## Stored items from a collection
--
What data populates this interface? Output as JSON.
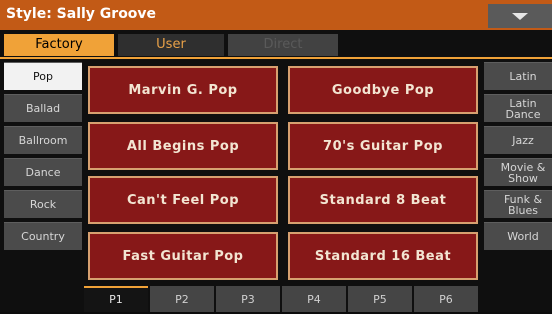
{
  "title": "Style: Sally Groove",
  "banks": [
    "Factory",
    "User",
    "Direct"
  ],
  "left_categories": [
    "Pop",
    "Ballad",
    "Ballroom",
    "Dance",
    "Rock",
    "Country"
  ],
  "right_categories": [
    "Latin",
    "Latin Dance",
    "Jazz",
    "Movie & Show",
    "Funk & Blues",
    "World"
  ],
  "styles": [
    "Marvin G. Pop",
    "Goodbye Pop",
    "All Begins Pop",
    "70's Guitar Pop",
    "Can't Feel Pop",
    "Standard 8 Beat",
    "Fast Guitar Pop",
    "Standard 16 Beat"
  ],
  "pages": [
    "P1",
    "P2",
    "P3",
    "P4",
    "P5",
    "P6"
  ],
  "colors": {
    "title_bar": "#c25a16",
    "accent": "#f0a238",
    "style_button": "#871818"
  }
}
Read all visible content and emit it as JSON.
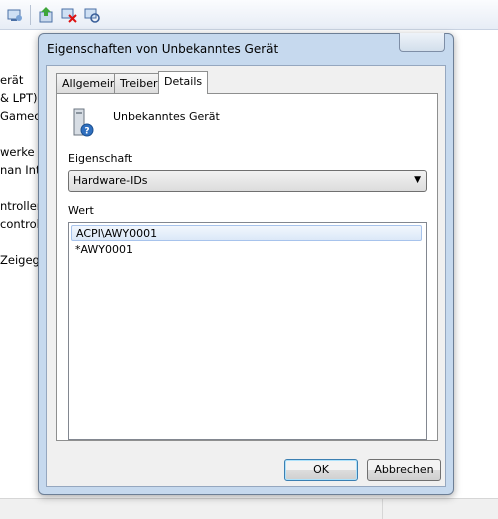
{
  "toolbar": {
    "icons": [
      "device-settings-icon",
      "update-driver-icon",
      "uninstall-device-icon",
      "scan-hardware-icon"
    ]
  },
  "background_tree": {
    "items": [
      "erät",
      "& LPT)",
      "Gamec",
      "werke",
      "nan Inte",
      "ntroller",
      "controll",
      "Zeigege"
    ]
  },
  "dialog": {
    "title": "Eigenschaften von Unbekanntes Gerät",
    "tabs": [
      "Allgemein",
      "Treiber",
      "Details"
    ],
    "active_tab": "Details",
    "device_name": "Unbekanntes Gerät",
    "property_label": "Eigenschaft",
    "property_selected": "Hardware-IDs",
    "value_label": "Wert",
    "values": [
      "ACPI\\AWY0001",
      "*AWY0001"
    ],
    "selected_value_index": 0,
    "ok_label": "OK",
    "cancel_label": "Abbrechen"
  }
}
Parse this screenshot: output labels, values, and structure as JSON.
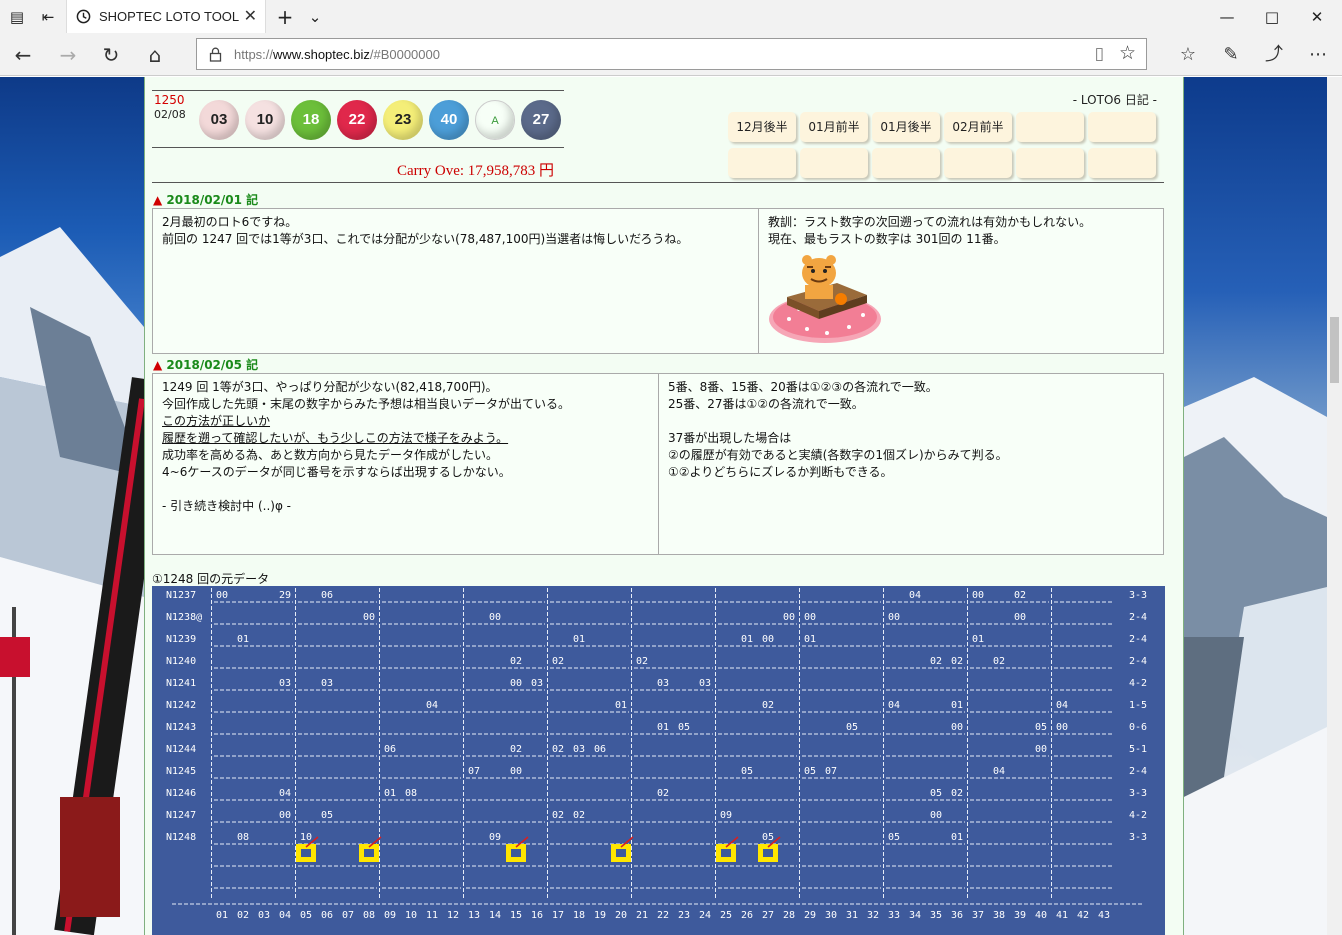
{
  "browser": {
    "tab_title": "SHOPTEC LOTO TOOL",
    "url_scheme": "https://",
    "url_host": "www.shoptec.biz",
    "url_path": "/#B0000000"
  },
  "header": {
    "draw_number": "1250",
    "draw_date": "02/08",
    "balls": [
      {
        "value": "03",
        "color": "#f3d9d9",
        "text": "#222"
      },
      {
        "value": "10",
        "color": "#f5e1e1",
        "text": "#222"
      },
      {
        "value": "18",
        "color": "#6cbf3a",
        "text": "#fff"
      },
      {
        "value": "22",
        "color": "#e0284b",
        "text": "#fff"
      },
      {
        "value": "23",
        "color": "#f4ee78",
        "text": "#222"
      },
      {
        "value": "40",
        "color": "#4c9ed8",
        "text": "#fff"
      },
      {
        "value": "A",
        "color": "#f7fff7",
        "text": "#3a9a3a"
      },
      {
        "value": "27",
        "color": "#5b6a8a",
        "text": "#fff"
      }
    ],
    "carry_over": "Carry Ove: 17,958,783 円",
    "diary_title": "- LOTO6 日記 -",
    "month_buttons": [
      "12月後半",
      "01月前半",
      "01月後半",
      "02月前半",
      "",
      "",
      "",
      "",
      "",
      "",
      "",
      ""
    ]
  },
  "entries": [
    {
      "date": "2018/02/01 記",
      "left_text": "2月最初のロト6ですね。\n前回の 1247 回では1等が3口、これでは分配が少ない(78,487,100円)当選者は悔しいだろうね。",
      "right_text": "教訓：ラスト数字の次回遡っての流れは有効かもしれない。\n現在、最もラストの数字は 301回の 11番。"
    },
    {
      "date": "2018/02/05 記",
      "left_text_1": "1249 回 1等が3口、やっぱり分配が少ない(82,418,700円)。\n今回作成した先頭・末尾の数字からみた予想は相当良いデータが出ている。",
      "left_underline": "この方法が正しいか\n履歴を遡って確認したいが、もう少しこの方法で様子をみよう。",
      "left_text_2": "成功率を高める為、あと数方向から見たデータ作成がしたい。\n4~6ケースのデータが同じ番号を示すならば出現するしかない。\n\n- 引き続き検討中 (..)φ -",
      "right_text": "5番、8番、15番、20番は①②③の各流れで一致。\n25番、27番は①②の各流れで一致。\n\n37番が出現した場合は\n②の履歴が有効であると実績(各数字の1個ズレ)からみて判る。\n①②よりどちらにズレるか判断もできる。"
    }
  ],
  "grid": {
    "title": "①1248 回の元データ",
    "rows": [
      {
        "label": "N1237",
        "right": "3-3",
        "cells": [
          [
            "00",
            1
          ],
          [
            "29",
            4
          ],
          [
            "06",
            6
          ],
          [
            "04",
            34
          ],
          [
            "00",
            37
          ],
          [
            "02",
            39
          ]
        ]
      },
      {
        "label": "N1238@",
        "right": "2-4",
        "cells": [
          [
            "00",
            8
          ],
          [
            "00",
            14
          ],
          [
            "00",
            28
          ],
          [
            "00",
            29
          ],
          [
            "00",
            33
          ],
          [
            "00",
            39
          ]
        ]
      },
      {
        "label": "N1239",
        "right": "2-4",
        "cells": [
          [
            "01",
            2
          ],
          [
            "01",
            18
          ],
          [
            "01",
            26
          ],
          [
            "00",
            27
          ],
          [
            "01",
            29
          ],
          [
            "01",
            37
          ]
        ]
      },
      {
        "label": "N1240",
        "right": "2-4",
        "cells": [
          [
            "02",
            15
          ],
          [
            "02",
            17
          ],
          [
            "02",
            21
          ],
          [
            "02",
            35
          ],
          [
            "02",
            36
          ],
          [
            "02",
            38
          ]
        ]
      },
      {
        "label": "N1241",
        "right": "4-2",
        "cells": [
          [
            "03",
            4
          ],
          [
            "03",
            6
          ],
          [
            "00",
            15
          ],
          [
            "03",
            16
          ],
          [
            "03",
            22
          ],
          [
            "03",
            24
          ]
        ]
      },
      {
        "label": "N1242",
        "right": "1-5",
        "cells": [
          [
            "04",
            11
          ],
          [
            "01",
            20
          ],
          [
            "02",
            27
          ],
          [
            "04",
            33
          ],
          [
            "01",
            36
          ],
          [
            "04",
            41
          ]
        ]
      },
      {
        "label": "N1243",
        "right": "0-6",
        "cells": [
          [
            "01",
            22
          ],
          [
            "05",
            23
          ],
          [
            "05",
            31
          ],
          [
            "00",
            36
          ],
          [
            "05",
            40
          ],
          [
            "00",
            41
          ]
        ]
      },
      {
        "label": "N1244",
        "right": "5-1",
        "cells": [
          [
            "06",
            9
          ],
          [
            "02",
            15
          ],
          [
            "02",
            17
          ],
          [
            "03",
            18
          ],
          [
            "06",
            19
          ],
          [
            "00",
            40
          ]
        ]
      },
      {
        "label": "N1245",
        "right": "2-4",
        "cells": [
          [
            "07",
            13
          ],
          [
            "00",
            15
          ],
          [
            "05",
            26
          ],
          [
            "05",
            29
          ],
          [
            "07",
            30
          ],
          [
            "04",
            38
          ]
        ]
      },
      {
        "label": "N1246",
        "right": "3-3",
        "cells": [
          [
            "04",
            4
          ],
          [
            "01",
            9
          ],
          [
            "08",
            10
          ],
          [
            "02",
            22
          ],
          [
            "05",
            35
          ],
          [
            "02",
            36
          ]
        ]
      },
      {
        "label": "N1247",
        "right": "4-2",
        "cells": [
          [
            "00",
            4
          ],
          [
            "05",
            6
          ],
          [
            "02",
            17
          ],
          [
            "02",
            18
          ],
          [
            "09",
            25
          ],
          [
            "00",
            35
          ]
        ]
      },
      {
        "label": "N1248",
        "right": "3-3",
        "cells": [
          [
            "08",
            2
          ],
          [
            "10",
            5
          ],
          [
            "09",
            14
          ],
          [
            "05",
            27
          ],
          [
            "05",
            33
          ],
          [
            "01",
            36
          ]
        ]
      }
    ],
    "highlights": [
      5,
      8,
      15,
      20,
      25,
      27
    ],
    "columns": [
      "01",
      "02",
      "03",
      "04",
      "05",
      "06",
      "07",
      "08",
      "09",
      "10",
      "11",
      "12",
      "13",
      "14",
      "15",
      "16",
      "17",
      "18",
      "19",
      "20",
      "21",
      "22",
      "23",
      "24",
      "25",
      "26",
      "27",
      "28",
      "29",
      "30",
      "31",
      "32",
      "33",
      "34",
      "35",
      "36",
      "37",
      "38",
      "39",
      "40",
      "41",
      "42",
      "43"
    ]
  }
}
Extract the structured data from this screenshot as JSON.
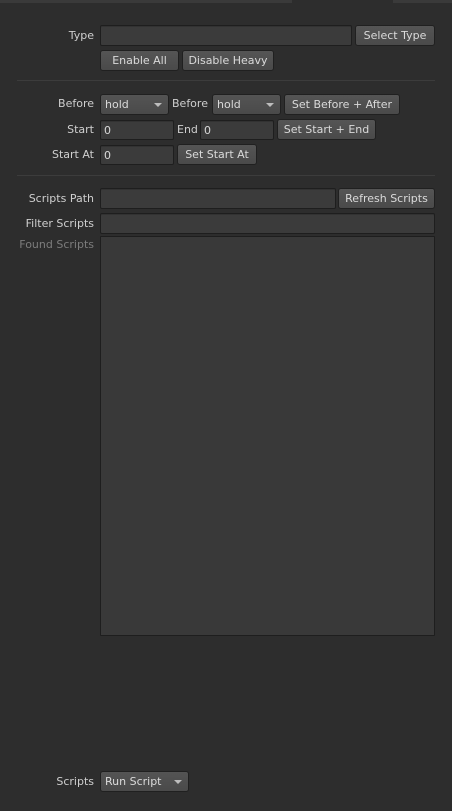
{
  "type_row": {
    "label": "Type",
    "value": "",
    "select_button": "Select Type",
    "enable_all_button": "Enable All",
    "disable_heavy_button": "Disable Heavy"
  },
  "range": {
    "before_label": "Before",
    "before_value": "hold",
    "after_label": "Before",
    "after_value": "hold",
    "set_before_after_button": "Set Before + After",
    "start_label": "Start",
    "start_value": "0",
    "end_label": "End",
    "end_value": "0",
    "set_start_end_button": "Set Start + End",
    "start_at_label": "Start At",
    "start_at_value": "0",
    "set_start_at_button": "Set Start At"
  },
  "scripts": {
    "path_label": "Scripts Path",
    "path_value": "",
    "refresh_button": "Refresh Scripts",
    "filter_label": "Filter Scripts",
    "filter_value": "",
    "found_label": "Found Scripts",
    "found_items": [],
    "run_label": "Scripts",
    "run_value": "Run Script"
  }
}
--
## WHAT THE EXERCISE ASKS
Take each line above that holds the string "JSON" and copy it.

## ANSWER SECTION
What data populates this interface? Output as JSON.
Read all visible content and emit it as JSON.
Parse this screenshot: output labels, values, and structure as JSON.
Extract the structured data from this screenshot as JSON.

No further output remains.